▶ _DATASET_:

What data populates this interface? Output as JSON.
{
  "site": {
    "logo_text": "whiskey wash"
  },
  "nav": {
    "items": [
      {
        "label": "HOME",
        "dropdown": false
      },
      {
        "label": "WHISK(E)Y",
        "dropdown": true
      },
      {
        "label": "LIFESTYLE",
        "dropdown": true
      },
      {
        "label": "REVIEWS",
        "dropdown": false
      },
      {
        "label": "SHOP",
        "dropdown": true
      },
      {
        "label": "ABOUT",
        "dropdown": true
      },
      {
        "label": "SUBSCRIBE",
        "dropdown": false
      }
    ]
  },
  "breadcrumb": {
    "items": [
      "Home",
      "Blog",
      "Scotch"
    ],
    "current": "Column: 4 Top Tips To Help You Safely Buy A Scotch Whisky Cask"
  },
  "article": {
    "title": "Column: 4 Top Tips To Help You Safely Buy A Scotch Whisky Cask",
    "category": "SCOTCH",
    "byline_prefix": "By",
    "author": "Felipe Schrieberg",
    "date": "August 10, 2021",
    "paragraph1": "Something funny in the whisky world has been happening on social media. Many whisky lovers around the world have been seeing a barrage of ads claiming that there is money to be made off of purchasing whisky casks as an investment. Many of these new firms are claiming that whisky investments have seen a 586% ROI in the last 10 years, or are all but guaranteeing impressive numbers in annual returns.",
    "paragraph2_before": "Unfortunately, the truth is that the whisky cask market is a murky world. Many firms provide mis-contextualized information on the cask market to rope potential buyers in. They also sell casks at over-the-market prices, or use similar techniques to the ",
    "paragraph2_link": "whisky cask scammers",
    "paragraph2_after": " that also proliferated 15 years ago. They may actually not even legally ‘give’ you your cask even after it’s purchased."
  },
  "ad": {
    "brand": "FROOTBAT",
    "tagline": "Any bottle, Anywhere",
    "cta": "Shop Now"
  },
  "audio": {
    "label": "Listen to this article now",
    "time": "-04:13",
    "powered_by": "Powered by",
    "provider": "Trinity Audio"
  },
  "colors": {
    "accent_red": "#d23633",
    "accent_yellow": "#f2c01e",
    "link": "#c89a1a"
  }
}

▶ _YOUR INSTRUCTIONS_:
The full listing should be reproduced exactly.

▶ _RESPONSE TO THE TASK_:
What data populates this interface? Output as JSON.
{
  "site": {
    "logo_text": "whiskey wash"
  },
  "nav": {
    "items": [
      {
        "label": "HOME",
        "dropdown": false
      },
      {
        "label": "WHISK(E)Y",
        "dropdown": true
      },
      {
        "label": "LIFESTYLE",
        "dropdown": true
      },
      {
        "label": "REVIEWS",
        "dropdown": false
      },
      {
        "label": "SHOP",
        "dropdown": true
      },
      {
        "label": "ABOUT",
        "dropdown": true
      },
      {
        "label": "SUBSCRIBE",
        "dropdown": false
      }
    ]
  },
  "breadcrumb": {
    "items": [
      "Home",
      "Blog",
      "Scotch"
    ],
    "current": "Column: 4 Top Tips To Help You Safely Buy A Scotch Whisky Cask"
  },
  "article": {
    "title": "Column: 4 Top Tips To Help You Safely Buy A Scotch Whisky Cask",
    "category": "SCOTCH",
    "byline_prefix": "By",
    "author": "Felipe Schrieberg",
    "date": "August 10, 2021",
    "paragraph1": "Something funny in the whisky world has been happening on social media. Many whisky lovers around the world have been seeing a barrage of ads claiming that there is money to be made off of purchasing whisky casks as an investment. Many of these new firms are claiming that whisky investments have seen a 586% ROI in the last 10 years, or are all but guaranteeing impressive numbers in annual returns.",
    "paragraph2_before": "Unfortunately, the truth is that the whisky cask market is a murky world. Many firms provide mis-contextualized information on the cask market to rope potential buyers in. They also sell casks at over-the-market prices, or use similar techniques to the ",
    "paragraph2_link": "whisky cask scammers",
    "paragraph2_after": " that also proliferated 15 years ago. They may actually not even legally ‘give’ you your cask even after it’s purchased."
  },
  "ad": {
    "brand": "FROOTBAT",
    "tagline": "Any bottle, Anywhere",
    "cta": "Shop Now"
  },
  "audio": {
    "label": "Listen to this article now",
    "time": "-04:13",
    "powered_by": "Powered by",
    "provider": "Trinity Audio"
  },
  "colors": {
    "accent_red": "#d23633",
    "accent_yellow": "#f2c01e",
    "link": "#c89a1a"
  }
}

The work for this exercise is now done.